And then the concert comes to its end. It began around 7:30 and exits at 8:30. The stage is full of wreaths and two small flower pots now stand on the lamp boards of the grand piano. Bibi plays as his last number his “Rhapsodie grecque,” which at the end devolves into the Greek hymn, and his present countrymen would not have so good a mind to sing a long, if it weren’t such a posh concert. They compensate for that at the end by raising a tremendous amount of noise, a hot blooded round, a nationalist demonstration. But the old critic thinks, Certainly, the hymn had to happen. One plays these things in another region, one lets no enthusing medium go untried. I will write that it was unartistic of him. But maybe it was artful. What is an artist? A buffoon. Criticism is the highest form. But I can’t write that. And he departs in his crumpled trousers from the hall.

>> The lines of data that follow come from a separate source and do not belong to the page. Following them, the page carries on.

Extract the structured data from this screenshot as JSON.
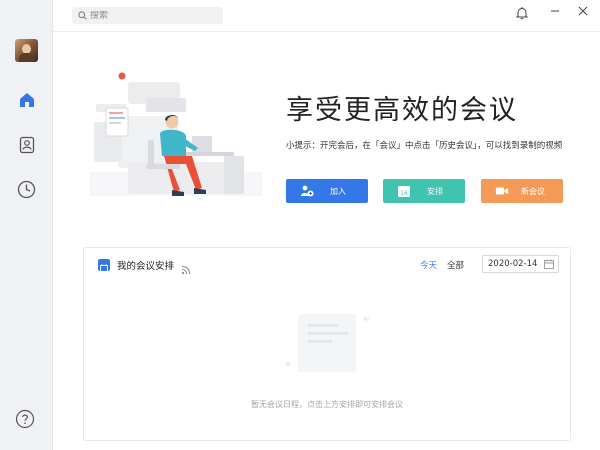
{
  "search": {
    "placeholder": "搜索"
  },
  "hero": {
    "title": "享受更高效的会议",
    "tip": "小提示：开完会后，在「会议」中点击「历史会议」，可以找到录制的视频"
  },
  "actions": {
    "join": "加入",
    "schedule": "安排",
    "new_meeting": "新会议",
    "schedule_icon_text": "16"
  },
  "panel": {
    "title": "我的会议安排",
    "today": "今天",
    "all": "全部",
    "date": "2020-02-14",
    "empty": "暂无会议日程，点击上方安排即可安排会议"
  },
  "colors": {
    "primary": "#3478e8",
    "teal": "#40c4b0",
    "orange": "#f59a56"
  }
}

After nine or ten eliciting calls the overheated prodigy stops going behind the curtain. He goes to his mother and the impresario, underneath, in the hall. People stand between the rows and applaud and push forwards, trying to catch a close view of Bibi. Some also want to view the princess — so forms before the stage two dense circles, one around the prodigy, and one around the princess. No one knows properly who belongs to one, the other or both. But the lady-in-waiting attends to the matter of Bibi for the princess. She tugs and pulls at his silky jacket, being cordial to him, then leads him by the arm in front of the princess and indicates to him the hand of her queenly highness. “What are you doing, child?” asks the princess. “Do you come here of your own accord, as you were just sitting down?” “Just so, madame,” Bibi replies. But inwardly, he thinks, Ach, you dumb, old princess…! Then he turns himself shy and untactful and goes back to his people.

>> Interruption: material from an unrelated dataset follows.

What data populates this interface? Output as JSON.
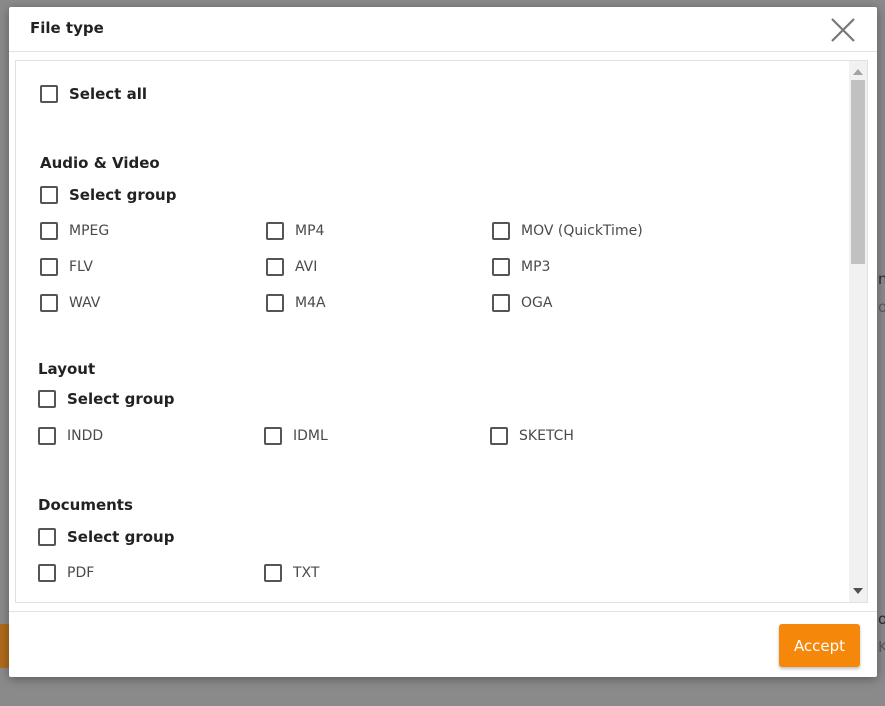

Outside at the wardrobes there prevails a dense throng. One holds his number aloft and then receives in one’s open arms pelts, skins, and leather boots over the table. Somewhere the piano teacher talks criticism among acquaintances. “It was a little direct,” she says loudly and looks around her.

In front of a great mirror, covering the wall, a distinguished young woman’s evening coat is laid out by her brothers, two lieutenants. Her steel blue gaze and clear, purebred face make her unsurpassingly beautiful, a true noblewoman. When she is clothed, she waits for her brothers. “Don’t stand so long in front of the mirror, Adolf!” she says quietly and annoyed to one of them, who cannot bear to separate his gaze from the image of his simple face. Now, that’s good enough! Lieutenant Adolf’s coat may be buttoned in front of the mirror, with your benevolent permission! Then they go out into the street, where the arc lamp murkily shimmers through the snowy fog. On the walk, Adolf begins to kick, and with popped collar, dance a little on the solidly frozen snow, agitated by the cold.

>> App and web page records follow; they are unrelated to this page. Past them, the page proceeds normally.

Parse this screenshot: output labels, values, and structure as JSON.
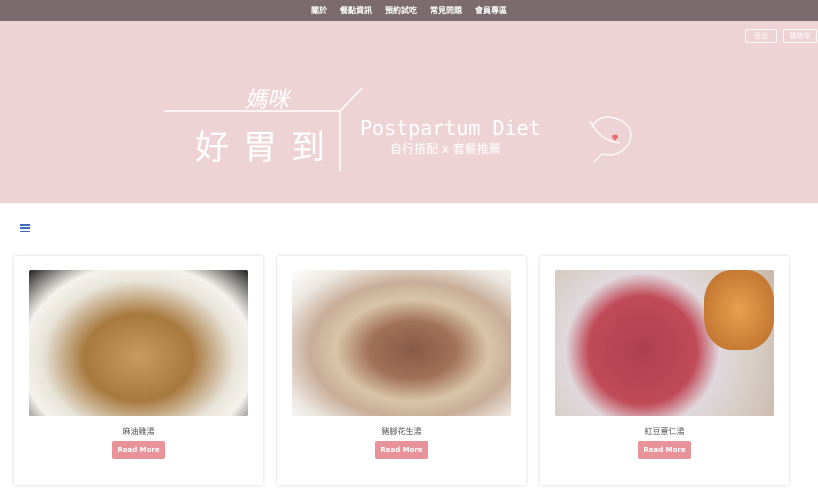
{
  "nav": {
    "items": [
      "關於",
      "餐點資訊",
      "預約試吃",
      "常見問題",
      "會員專區"
    ]
  },
  "header": {
    "logout": "登出",
    "cart": "購物車"
  },
  "logo": {
    "top": "媽咪",
    "main": "好胃到",
    "english": "Postpartum Diet",
    "sub": "自行搭配 x 套餐推薦"
  },
  "menu_icon": "hamburger-icon",
  "colors": {
    "nav": "#7b6b6d",
    "banner": "#eed3d5",
    "button": "#e8939a",
    "menu": "#3b6fb6"
  },
  "cards": [
    {
      "title": "麻油雞湯",
      "button": "Read More"
    },
    {
      "title": "豬腳花生湯",
      "button": "Read More"
    },
    {
      "title": "紅豆薏仁湯",
      "button": "Read More"
    }
  ]
}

A child, thinks the unkempt girl, with her freely hanging arms accompanying one of the gloomy youth behind her. A charming child! Back there, inside, was a commendable… And with louder, more monotonous voice she says, “We are all prodigies, we creators.”

Now! thinks the old man, who is still not over coming out for the three hunters from the Palatinate and whose protuberance is now covered by a cylinder, what exactly was that? A form of Pythia, it seems to me.

But the gloomy youth, who understood the girl as she spoke, nods slowly. Then they fall quiet, and the unkempt girl looks to the three noble siblings. She despises them, but she looks on at them, until they disappear around the corner.

One thought on ““The Prodigy,” by Thomas Mann – My Translation

Leave a Reply

Fill in your details below or click an icon to log in:

WordPress.com Logo

You are commenting using your WordPress.com account. Log Out /  Change )

Twitter picture

You are commenting using your Twitter account. Log Out /  Change )

Facebook photo

You are commenting using your Facebook account. Log Out /  Change )

Connecting to %s